This astonishing amount of radioactivity is actually an improvement over the first two years following the disaster. Between May 2011 and August 2013, 10 trillion becquerels of strontium-90 and 20 trillion becquerels of cesium-137 flowed into the bay, for a total of 30 trillion becquerels. The improvement does not mark an improvement in TEPCO’s containment methods, however, but is a result of the concentration of nuclear material at the plant decreasing over time.
Water flowing away from the plant enters the bay, where it can then spread into the open ocean. This bay contains a port that is used by the plant to transport materials and equipment.
So much radioactive material has accumulated along the mud of the sea floor at this port that TEPCO is now pursuing a plan to coat the sea floor with cement, to prevent the material from migrating deeper into the ocean.
This may make it impossible to ever dredge the port and remove the radioactive material.
“The first priority is to keep the material where it is,” said a TEPCO official. “No decision has been made on whether to recover the [radioactive] mud at some point in the future.”
TEPCO has already coated several other sections of sea floor, near the outlets of tunnels used to release the radioactive water used to cool the plant immediately following the meltdown.
Work has already begun on a project to coat 50,000 square meters of sea floor near the quay with a cement mixture. The remaining 130,000 square meters will also be coated in several smaller segments. Every part will then be re-coated, to ensure durability of the barrier.
Meanwhile, radioactive water continues to accumulate on-site, with both rainwater and groundwater continually seeping into the failed reactors and becoming contaminated.

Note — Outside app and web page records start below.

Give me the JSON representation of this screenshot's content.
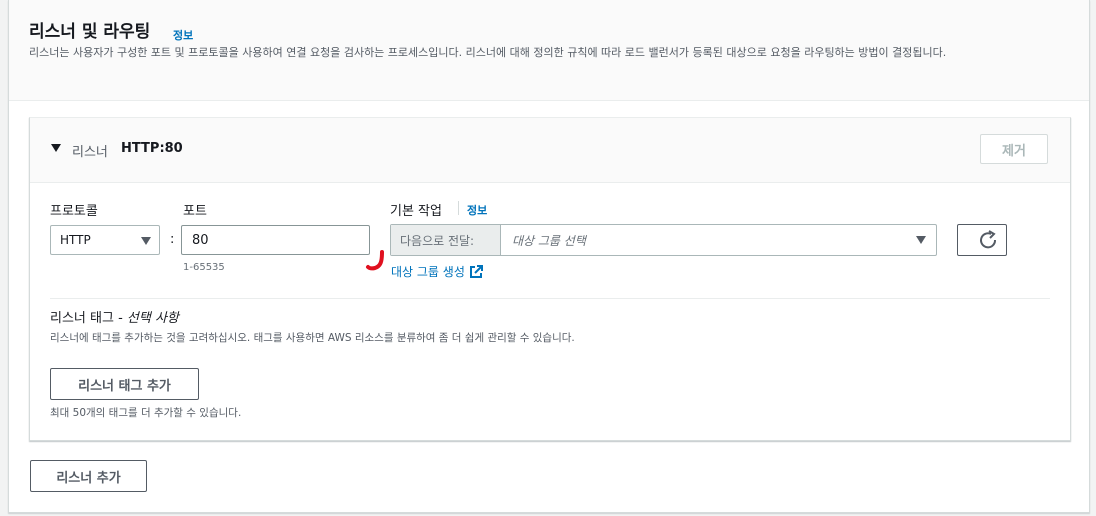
{
  "section": {
    "title": "리스너 및 라우팅",
    "info_link": "정보",
    "description": "리스너는 사용자가 구성한 포트 및 프로토콜을 사용하여 연결 요청을 검사하는 프로세스입니다. 리스너에 대해 정의한 규칙에 따라 로드 밸런서가 등록된 대상으로 요청을 라우팅하는 방법이 결정됩니다."
  },
  "listener": {
    "label": "리스너",
    "protocol_port": "HTTP:80",
    "remove_button": "제거",
    "protocol_label": "프로토콜",
    "protocol_value": "HTTP",
    "colon": ":",
    "port_label": "포트",
    "port_value": "80",
    "port_hint": "1-65535",
    "default_action_label": "기본 작업",
    "default_action_info": "정보",
    "forward_prefix": "다음으로 전달:",
    "target_group_placeholder": "대상 그룹 선택",
    "create_target_group_link": "대상 그룹 생성"
  },
  "tags": {
    "title_main": "리스너 태그 - ",
    "title_optional": "선택 사항",
    "description": "리스너에 태그를 추가하는 것을 고려하십시오. 태그를 사용하면 AWS 리소스를 분류하여 좀 더 쉽게 관리할 수 있습니다.",
    "add_button": "리스너 태그 추가",
    "limit_text": "최대 50개의 태그를 더 추가할 수 있습니다."
  },
  "footer": {
    "add_listener_button": "리스너 추가"
  },
  "colors": {
    "link": "#0073bb",
    "annotation_mark": "#e0101f"
  },
  "icons": {
    "expand": "caret-down-icon",
    "dropdown": "chevron-down-icon",
    "refresh": "refresh-icon",
    "external": "external-link-icon"
  }
}
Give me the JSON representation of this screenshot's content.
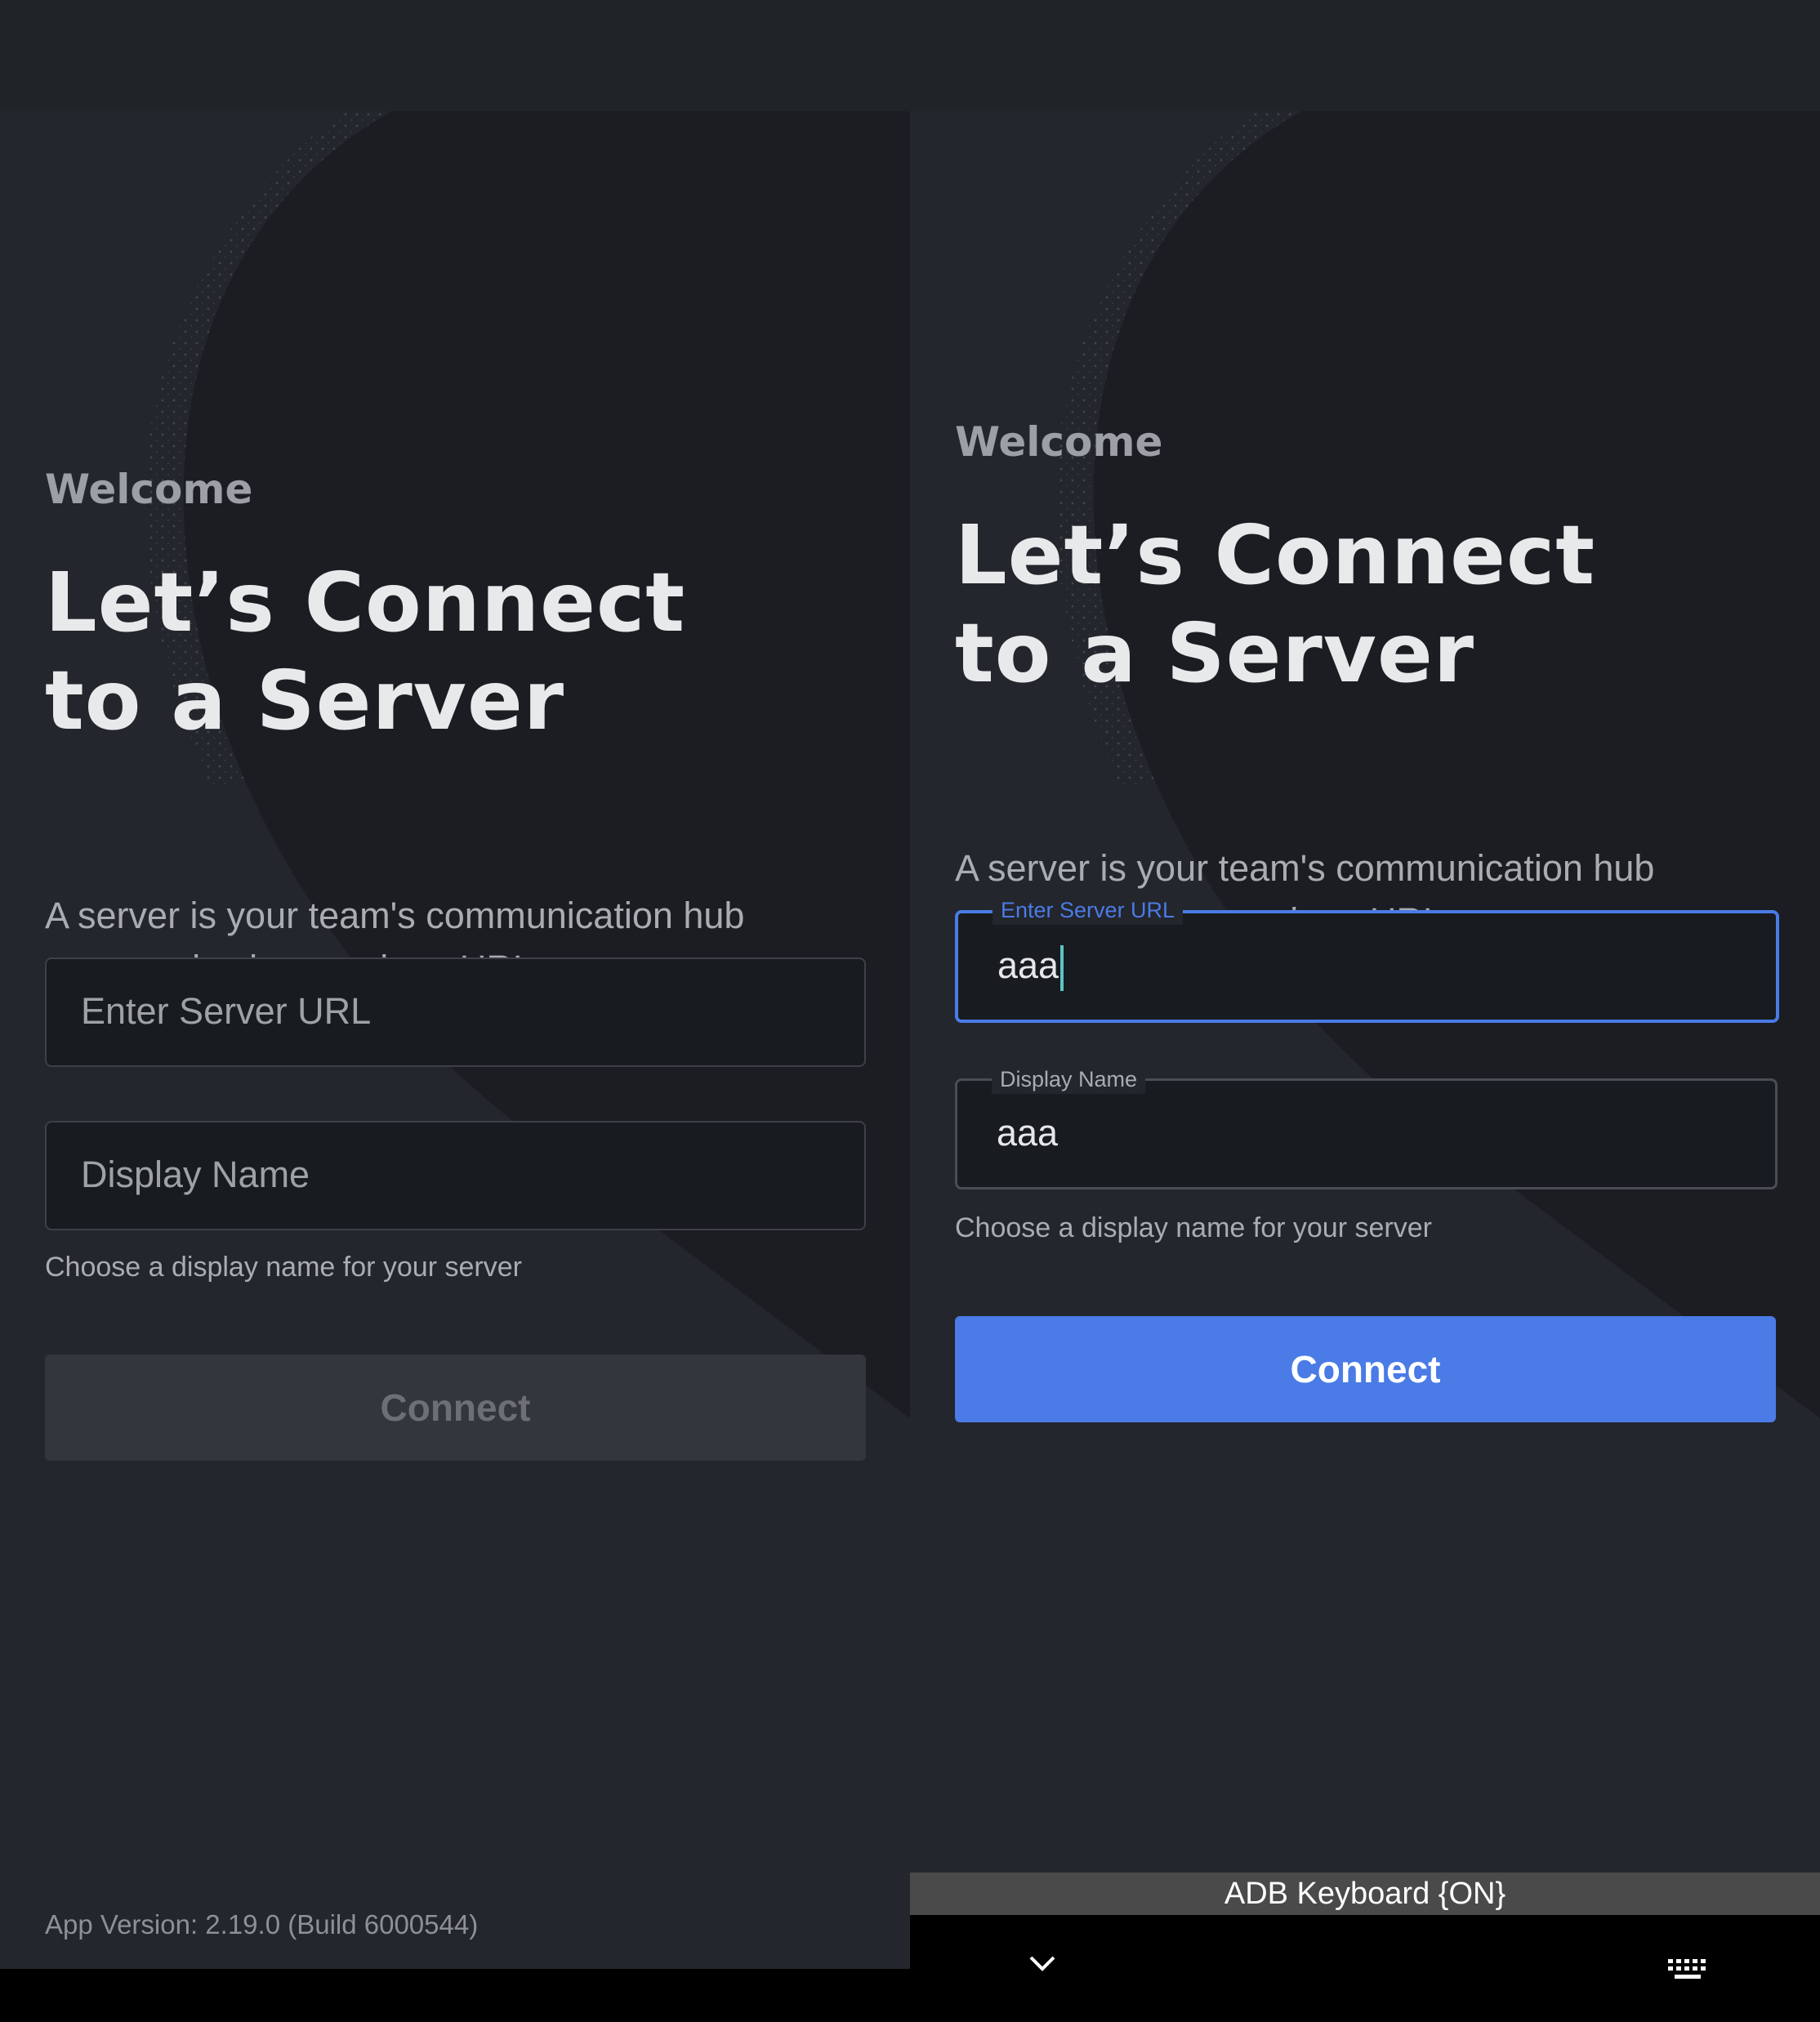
{
  "screens": [
    {
      "welcome": "Welcome",
      "headline_line1": "Let’s Connect",
      "headline_line2": "to a Server",
      "subtitle_line1": "A server is your team's communication hub",
      "subtitle_line2": "accessed using a unique URL",
      "server_url": {
        "placeholder": "Enter Server URL",
        "value": ""
      },
      "display_name": {
        "placeholder": "Display Name",
        "value": ""
      },
      "hint": "Choose a display name for your server",
      "connect_label": "Connect",
      "connect_enabled": false,
      "app_version": "App Version: 2.19.0 (Build 6000544)"
    },
    {
      "welcome": "Welcome",
      "headline_line1": "Let’s Connect",
      "headline_line2": "to a Server",
      "subtitle_line1": "A server is your team's communication hub",
      "subtitle_line2": "accessed using a unique URL",
      "server_url": {
        "label": "Enter Server URL",
        "value": "aaa",
        "focused": true
      },
      "display_name": {
        "label": "Display Name",
        "value": "aaa"
      },
      "hint": "Choose a display name for your server",
      "connect_label": "Connect",
      "connect_enabled": true,
      "keyboard_status": "ADB Keyboard {ON}"
    }
  ],
  "colors": {
    "accent": "#4a7be6",
    "background": "#23262c",
    "input_bg": "#181b20"
  },
  "icons": {
    "nav_collapse": "chevron-down-icon",
    "keyboard_switch": "keyboard-icon"
  }
}
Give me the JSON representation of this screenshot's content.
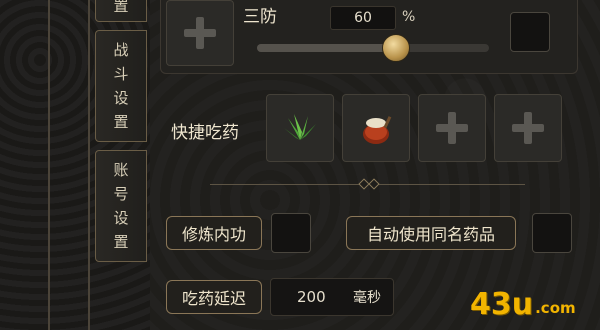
{
  "sidebar": {
    "tabs": [
      {
        "label": "置"
      },
      {
        "label": "战斗设置"
      },
      {
        "label": "账号设置"
      }
    ]
  },
  "defense": {
    "label": "三防",
    "percent_value": "60",
    "percent_unit": "%",
    "slider_level": 0.6
  },
  "quick_medicine": {
    "label": "快捷吃药",
    "slots": [
      {
        "icon": "herb-icon",
        "filled": true
      },
      {
        "icon": "potion-pot-icon",
        "filled": true
      },
      {
        "icon": "plus-icon",
        "filled": false
      },
      {
        "icon": "plus-icon",
        "filled": false
      }
    ]
  },
  "options": {
    "cultivate_label": "修炼内功",
    "auto_same_name_label": "自动使用同名药品"
  },
  "delay": {
    "label": "吃药延迟",
    "value": "200",
    "unit": "毫秒"
  },
  "watermark": {
    "text_main": "43u",
    "text_suffix": ".com"
  },
  "colors": {
    "gold_border": "#8a7657",
    "knob": "#c9a35a",
    "watermark": "#f2b400"
  }
}
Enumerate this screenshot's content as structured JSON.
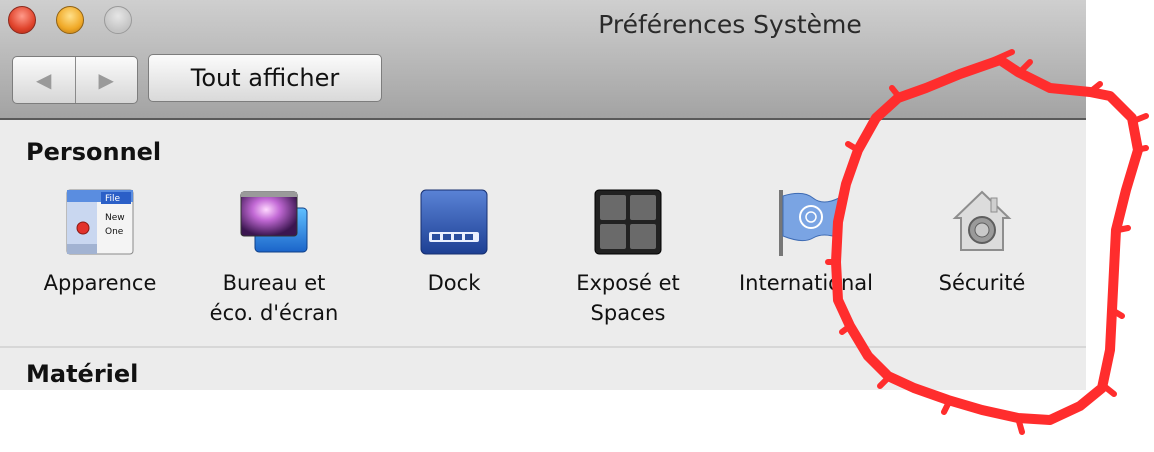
{
  "window": {
    "title": "Préférences Système",
    "show_all_label": "Tout afficher"
  },
  "sections": {
    "personal": "Personnel",
    "hardware": "Matériel"
  },
  "panes": [
    {
      "label": "Apparence",
      "icon": "appearance-icon"
    },
    {
      "label": "Bureau et\néco. d'écran",
      "icon": "desktop-screensaver-icon"
    },
    {
      "label": "Dock",
      "icon": "dock-icon"
    },
    {
      "label": "Exposé et\nSpaces",
      "icon": "expose-spaces-icon"
    },
    {
      "label": "International",
      "icon": "international-flag-icon"
    },
    {
      "label": "Sécurité",
      "icon": "security-house-icon"
    }
  ],
  "appearance_icon_text": {
    "line1": "File",
    "line2": "New",
    "line3": "One"
  },
  "annotation": {
    "type": "red freehand circle around Sécurité",
    "color": "#ff2d2d"
  }
}
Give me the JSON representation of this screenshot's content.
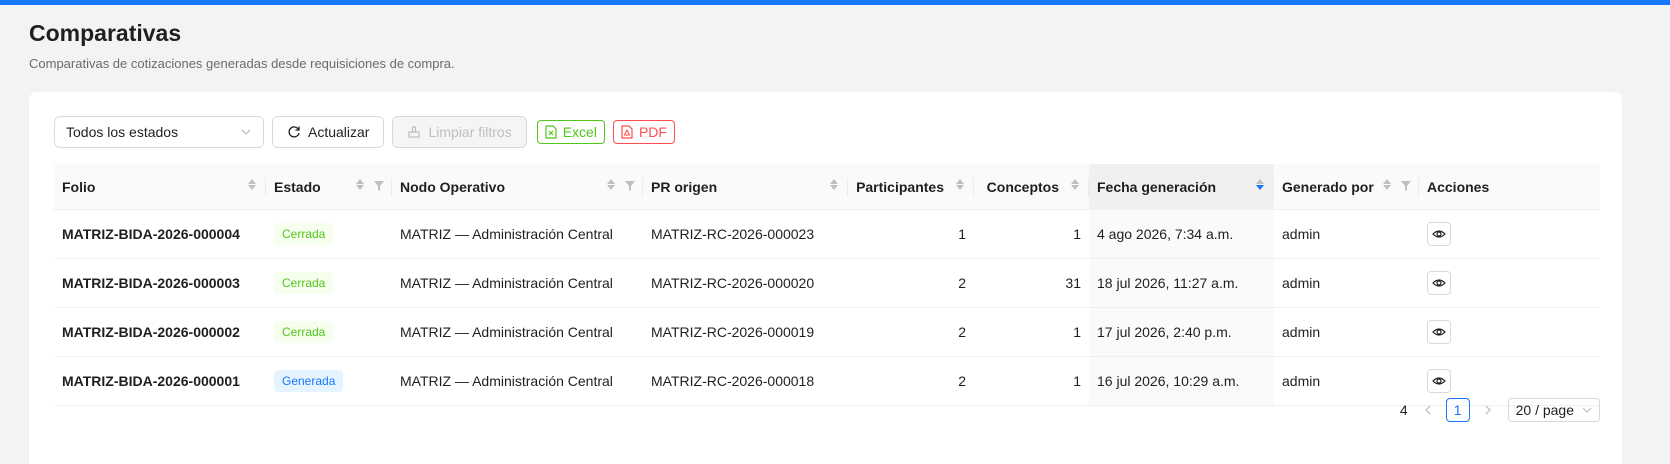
{
  "header": {
    "title": "Comparativas",
    "subtitle": "Comparativas de cotizaciones generadas desde requisiciones de compra."
  },
  "toolbar": {
    "status_filter": "Todos los estados",
    "refresh_label": "Actualizar",
    "clear_filters_label": "Limpiar filtros",
    "excel_label": "Excel",
    "pdf_label": "PDF"
  },
  "table": {
    "columns": [
      "Folio",
      "Estado",
      "Nodo Operativo",
      "PR origen",
      "Participantes",
      "Conceptos",
      "Fecha generación",
      "Generado por",
      "Acciones"
    ],
    "sorted_column": "Fecha generación",
    "sort_direction": "descending",
    "rows": [
      {
        "folio": "MATRIZ-BIDA-2026-000004",
        "estado": "Cerrada",
        "nodo": "MATRIZ — Administración Central",
        "pr": "MATRIZ-RC-2026-000023",
        "participantes": "1",
        "conceptos": "1",
        "fecha": "4 ago 2026, 7:34 a.m.",
        "generado_por": "admin"
      },
      {
        "folio": "MATRIZ-BIDA-2026-000003",
        "estado": "Cerrada",
        "nodo": "MATRIZ — Administración Central",
        "pr": "MATRIZ-RC-2026-000020",
        "participantes": "2",
        "conceptos": "31",
        "fecha": "18 jul 2026, 11:27 a.m.",
        "generado_por": "admin"
      },
      {
        "folio": "MATRIZ-BIDA-2026-000002",
        "estado": "Cerrada",
        "nodo": "MATRIZ — Administración Central",
        "pr": "MATRIZ-RC-2026-000019",
        "participantes": "2",
        "conceptos": "1",
        "fecha": "17 jul 2026, 2:40 p.m.",
        "generado_por": "admin"
      },
      {
        "folio": "MATRIZ-BIDA-2026-000001",
        "estado": "Generada",
        "nodo": "MATRIZ — Administración Central",
        "pr": "MATRIZ-RC-2026-000018",
        "participantes": "2",
        "conceptos": "1",
        "fecha": "16 jul 2026, 10:29 a.m.",
        "generado_por": "admin"
      }
    ]
  },
  "pagination": {
    "total": "4",
    "current_page": "1",
    "page_size": "20 / page"
  },
  "colors": {
    "accent": "#1677ff",
    "status_cerrada": "#52c41a",
    "status_generada": "#1677ff",
    "excel": "#52c41a",
    "pdf": "#ff4d4f"
  }
}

TEPCO has been attempting to pump this water out and store it in tanks all over the site, but numerous leaks have caused so much water to spill out that Kyoto University professor Hiroaki Koide has described the plant as a radioactive swamp.
TEPCO has also attempted to dispose of some of the water by directly discharging it into the Pacific Ocean, violating its own standards for safe radiation exposure levels.
Source: Global Research